Progressive Sanctification is what God performs on every believer. A Christian has the Holy Spirit living inside them at the moment that they are born again performing the work of sanctification until they leave this earth. "...And he will give you another Helper, to be with you forever, even the Spirit of truth, whom the world cannot receive, because it neither sees him nor knows him. You know him, for he dwells with you, and will be in you." (John 14:16).
Positional sanctification makes reference to our status of perfection before God. We are imperfect at the moment, but slowly becoming more perfect, which in this human body we never reach the final completion of. The concept of positional sanctification is that God declares a verdict of righteous in His sight, so that when He looks at imperfect sinners who have accepted Christ, He sees perfection in us, and treats us as such.
To believe in Christ is to have sought His righteousness and to have attained it (positionally) and be moving more and more towards its perfection (progressively). Second Corinthians 6:4 says, "For our sake he made him to be sin who knew no sin, so that in him we might become the righteousness of God." To pursue the righteousness that you have obtained through Christ is to continue in His work of sanctification.
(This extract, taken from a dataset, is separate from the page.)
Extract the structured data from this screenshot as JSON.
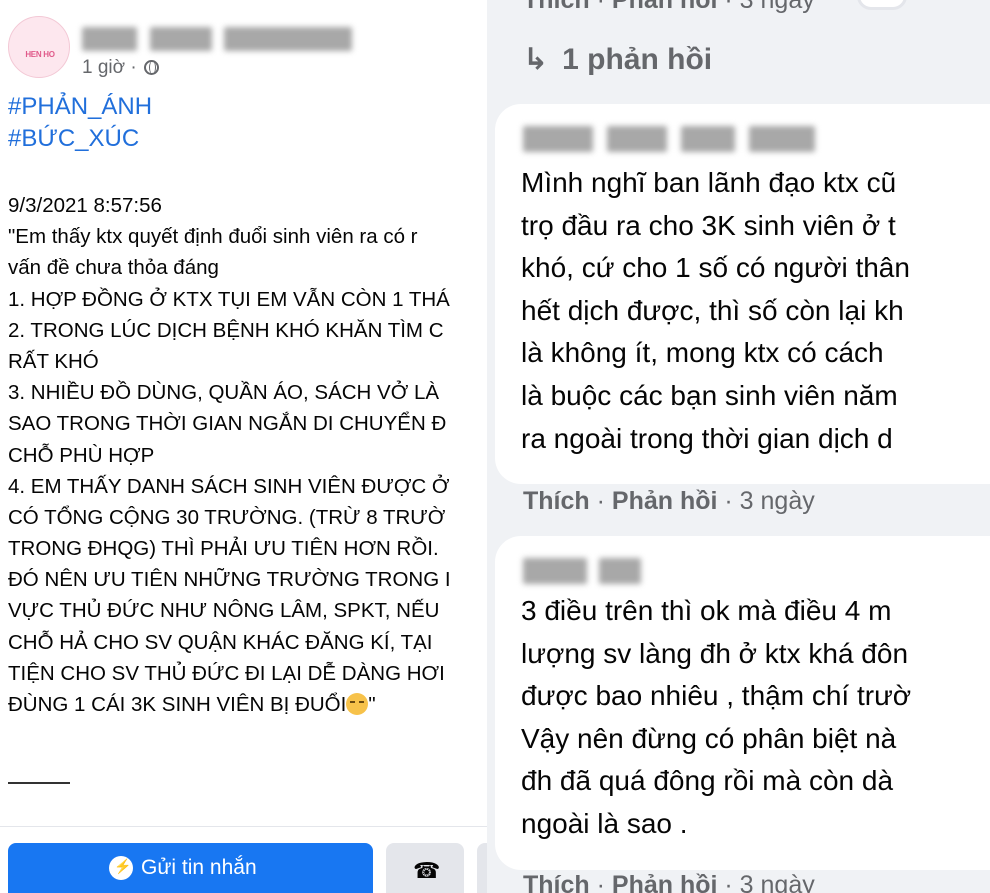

First Thessalonians 4:3 states, "For this is the will of God, your sanctification..." A key to a successful pursuit of sanctification is for a believer to pursue a cooperative lifestyle with the Spirit of Gods' work, and not fight against it. Some quintessential items to a lifestyle that is pleasing to God's spirit are: regular fellowship with other believers (joining and attending church events), reading God's word, praying, giving, doing good deeds, and by abstaining from sin, idols, and lust, as best as you understand how.
As believers, when we attend to keep in step with God's spirit, we receive the best life that God affords to his children here on earth. Matthew 6:33 says to us, "But seek first His kingdom and His righteousness, and all these things will be added to you." Matthew 6:33 is making reference to essential needs in this life, such as food, clothes, housing, and proper health care, but the context also intimates that "these things" are also the blessings of God which cannot be limited to the human imagination. Such things could be a scholarship to a desired school, or perhaps a possession that brings you joy, a job, a toy, a vacation, a skill that you didn't know you had, a spouse, a child etc. Christians have the righteousness of Christ to their account, and their lives should be marked more so by the contentment that this eternal truth brings and marked less so by a rigorous, competitive pursuit of riches and pleasure. Christian lives should be lived in fellowship with like-minded Christians, trusting that God will provide and reward them for their trust and belief. Hebrews 11:6 says that, "...for he who comes to God must believe that He is and that He is a rewarder of those who seek Him."